The official, in Seoul, says the State Department put its imprimatur on her appointment after the Korean foreign ministry named her to the position in August. Ms. Kelley caught the eye of the former South Korean ambassador to the US, Han Duk-soo, who recommended her after returning to Seoul earlier this year.
“The process of appointing an honorary consul calls first of all for the recommendation of our embassy in Washington,” says the official, who said he was not the official foreign ministry spokesman and therefore requested that his name not be used. “Then the ministry will consider that proposal, and we will discuss the issue with the State Department.”
The official portrays Kelley as fitting the ideal for an honorary consul. “She’s a very social person, very active in the social scene.”
Korean officials indicate that approval by the State Department is basically a formality. State Department officials say they’re still looking into the technicalities of approval of anyone proposed by a foreign government to serve as an honorary consul.

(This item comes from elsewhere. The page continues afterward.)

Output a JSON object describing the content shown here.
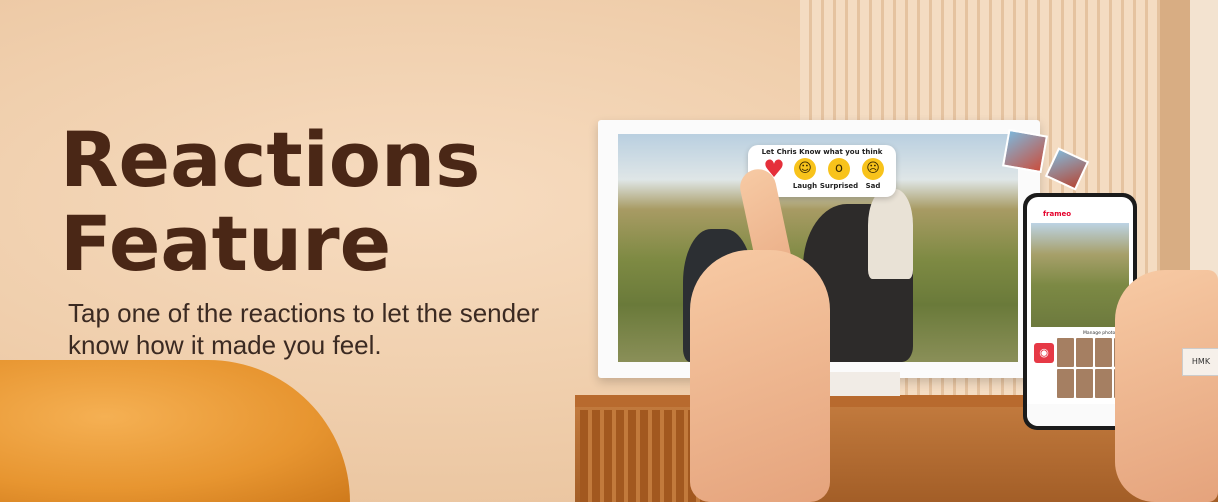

The South Korean media emblazoned pictures of her outside her Tampa home as word spread that she had contacted the FBI about e-mails traced to Paula Broadwell, whose affair with General Petraeus forced him to resign as CIA director.

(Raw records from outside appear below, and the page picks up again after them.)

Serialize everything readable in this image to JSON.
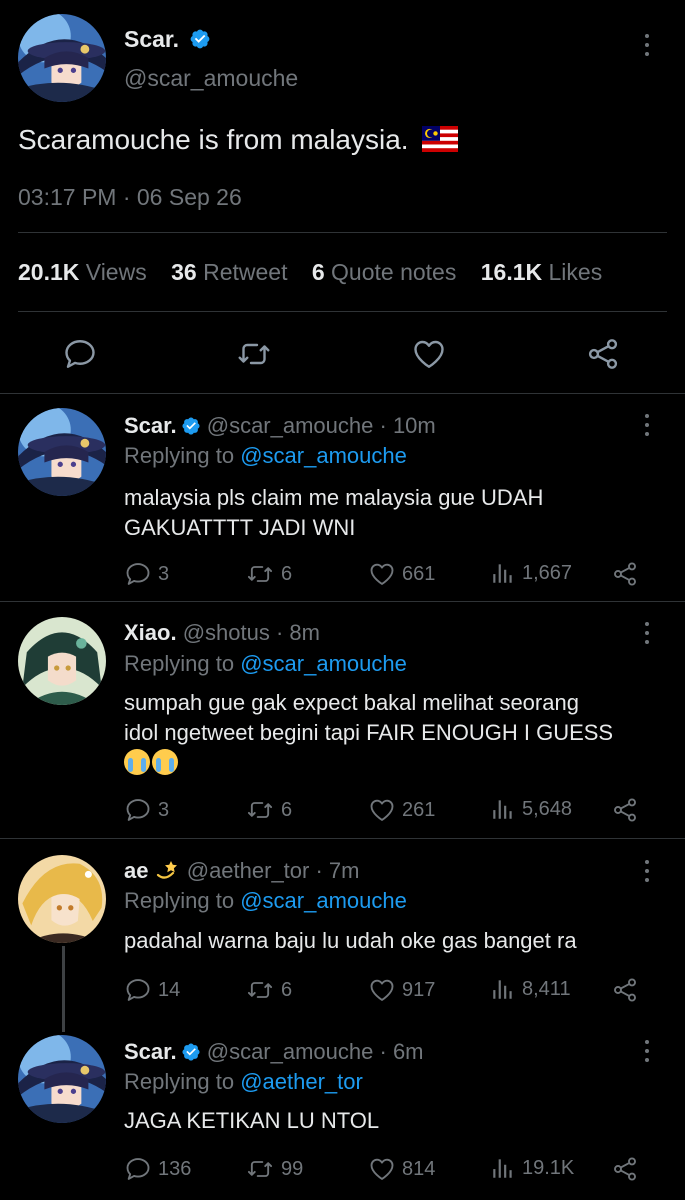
{
  "main_tweet": {
    "display_name": "Scar.",
    "handle": "@scar_amouche",
    "text": "Scaramouche is from malaysia.",
    "flag_emoji": "malaysia-flag",
    "timestamp": "03:17 PM · 06 Sep 26",
    "stats": {
      "views_num": "20.1K",
      "views_label": "Views",
      "retweets_num": "36",
      "retweets_label": "Retweet",
      "quotes_num": "6",
      "quotes_label": "Quote notes",
      "likes_num": "16.1K",
      "likes_label": "Likes"
    },
    "actions": [
      "reply-icon",
      "retweet-icon",
      "like-icon",
      "share-icon"
    ]
  },
  "replies": [
    {
      "display_name": "Scar.",
      "verified": true,
      "handle": "@scar_amouche",
      "time": "· 10m",
      "replying_prefix": "Replying to",
      "replying_to": "@scar_amouche",
      "text_line1": "malaysia pls claim me malaysia gue UDAH",
      "text_line2": "GAKUATTTT JADI WNI",
      "replies": "3",
      "retweets": "6",
      "likes": "661",
      "views": "1,667"
    },
    {
      "display_name": "Xiao.",
      "verified": false,
      "handle": "@shotus",
      "time": "· 8m",
      "replying_prefix": "Replying to",
      "replying_to": "@scar_amouche",
      "text_line1": "sumpah gue gak expect bakal melihat seorang",
      "text_line2": "idol ngetweet begini tapi FAIR ENOUGH I GUESS",
      "emoji": "loudly-crying-face ×2",
      "replies": "3",
      "retweets": "6",
      "likes": "261",
      "views": "5,648"
    },
    {
      "display_name": "ae",
      "name_emoji": "dizzy-emoji",
      "verified": false,
      "handle": "@aether_tor",
      "time": "· 7m",
      "replying_prefix": "Replying to",
      "replying_to": "@scar_amouche",
      "text_line1": "padahal warna baju lu udah oke gas banget ra",
      "replies": "14",
      "retweets": "6",
      "likes": "917",
      "views": "8,411"
    },
    {
      "display_name": "Scar.",
      "verified": true,
      "handle": "@scar_amouche",
      "time": "· 6m",
      "replying_prefix": "Replying to",
      "replying_to": "@aether_tor",
      "text_line1": "JAGA KETIKAN LU NTOL",
      "replies": "136",
      "retweets": "99",
      "likes": "814",
      "views": "19.1K"
    }
  ],
  "colors": {
    "background": "#000000",
    "text": "#e7e9ea",
    "muted": "#71767b",
    "link": "#1d9bf0",
    "verified": "#1d9bf0",
    "divider": "#2f3336"
  }
}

The role of Kelley, a 37-year-old mother of three married to a Tampa surgeon, raises questions about how she managed to cloak herself in diplomatic respectability.
As an aggressive hostess with high-level military contacts, she reportedly made an indelible impression on Mr. Han before he returned to Seoul early this year to become president of the powerful Korea International Trade Association. He saw her as an influential go-between as Korea and the US expanded economic ties after approval of the Korea-US Free Trade Agreement.

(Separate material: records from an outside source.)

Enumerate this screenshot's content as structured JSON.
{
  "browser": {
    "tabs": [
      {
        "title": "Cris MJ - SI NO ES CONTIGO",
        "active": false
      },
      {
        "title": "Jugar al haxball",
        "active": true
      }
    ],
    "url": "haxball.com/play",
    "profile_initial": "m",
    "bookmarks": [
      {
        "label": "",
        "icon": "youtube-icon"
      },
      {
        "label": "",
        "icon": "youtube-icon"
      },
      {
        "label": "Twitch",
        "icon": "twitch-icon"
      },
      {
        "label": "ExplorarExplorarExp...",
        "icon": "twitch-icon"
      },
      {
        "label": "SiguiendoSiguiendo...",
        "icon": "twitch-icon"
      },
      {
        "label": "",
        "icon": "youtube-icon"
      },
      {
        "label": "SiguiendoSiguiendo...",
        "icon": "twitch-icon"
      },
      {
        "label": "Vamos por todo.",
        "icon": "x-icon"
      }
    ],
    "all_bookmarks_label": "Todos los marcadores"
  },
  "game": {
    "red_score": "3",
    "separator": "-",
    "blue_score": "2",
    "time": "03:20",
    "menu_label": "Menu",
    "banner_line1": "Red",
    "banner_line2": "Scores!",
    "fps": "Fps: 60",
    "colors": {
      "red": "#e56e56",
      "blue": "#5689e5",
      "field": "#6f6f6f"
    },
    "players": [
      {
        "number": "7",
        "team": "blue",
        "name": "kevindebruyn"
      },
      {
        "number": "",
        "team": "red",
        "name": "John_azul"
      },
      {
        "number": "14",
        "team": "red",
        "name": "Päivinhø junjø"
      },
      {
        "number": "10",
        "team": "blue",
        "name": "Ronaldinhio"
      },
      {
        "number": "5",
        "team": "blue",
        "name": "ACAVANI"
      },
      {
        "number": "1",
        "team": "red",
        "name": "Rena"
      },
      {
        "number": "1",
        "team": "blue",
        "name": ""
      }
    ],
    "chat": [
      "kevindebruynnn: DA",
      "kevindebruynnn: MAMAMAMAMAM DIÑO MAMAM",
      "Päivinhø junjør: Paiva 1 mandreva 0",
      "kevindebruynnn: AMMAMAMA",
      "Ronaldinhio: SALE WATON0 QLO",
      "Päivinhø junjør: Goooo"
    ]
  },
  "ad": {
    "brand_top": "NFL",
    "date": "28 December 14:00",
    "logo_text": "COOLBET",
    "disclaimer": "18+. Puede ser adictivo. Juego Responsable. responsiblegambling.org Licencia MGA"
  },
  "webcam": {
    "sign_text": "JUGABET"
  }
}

Korean officials in Seoul and Washington emphasize, however, that the position of honorary consul is voluntary, that the consul is unpaid and has no formal diplomatic status but is seen as a valued link to influential figures. In the case of Kelley, one of 15 honorary Korean consuls in the US, she provided lines of communication to senior officers at MacDill Air Force Base in Tampa, headquarters of CENTCOM, the US Central Command.
Daughter of Lebanese immigrants, Kelley formed bonds with commanders to whom Korean officials badly wanted access. Her inner circle included Petraeus, former US commander in Afghanistan, his wife, Holly, and Marine Gen. John Allen, chief of the international security assistance force in Afghanistan.
Kelley, who reportedly sent thousands of e-mails to General Allen and his wife, until two days ago had a pass that enabled her to enter MacDill Air Force Base unescorted. She was reportedly a member of the unofficial “Friends of MacDill” group and bestowed the title of “honorary ambassador” by CENTCOM.
Anxious for close ties to US commanders, Korean officials “recognized Ms. Kelley as someone connected with both the civilian and official community,” says Han Sung-joo, former South Korean foreign minister.
Mr. Han, who also served as ambassador to the US, notes that Korea closed its consulate in Miami around the time that he was foreign minister in the 1990s but found a need to raise its profile with US commanders responsible for leading US troops in wars in the Middle East. Korea has sent small contingents of troops to Iraq and Afghanistan.
He compares Korea’s desire for ties to CENTCOM with its long established relations with the US Pacific Command in Honolulu. With a full-time consulate in Honolulu, he says, “Much of the work of the consul in Honolulu is with the Pacific Command,” responsible for US forces throughout East Asia, including Korea.
The honorary consul, says Mr. Han, “in many cases can hold dinners or lunches with commanders” – something that Kelley and her husband, Scott, did often.
Han doubts, however, if there was anything amiss in Jill Kelley’s activities on behalf of Korea. “Ms. Kelley is not really implicated,” he says. “She’s just a pretty woman of Lebanese descent who happens to be in the news.”
With the Korean media highlighting the Korean angle, Koreans seem to appreciate the saga of Petraeus and his relationship with Ms. Broadwell, coauthor of a flattering biography of him, mostly for its entertainment value.
“Everybody does it,” says Seoul shopkeeper Lee Kwang-hoon, “but here somehow they would have fixed it before it was revealed.”
“It’s a funny case,” says housewife Kim So-yoon, who is also from Seoul. “Too bad he was caught.”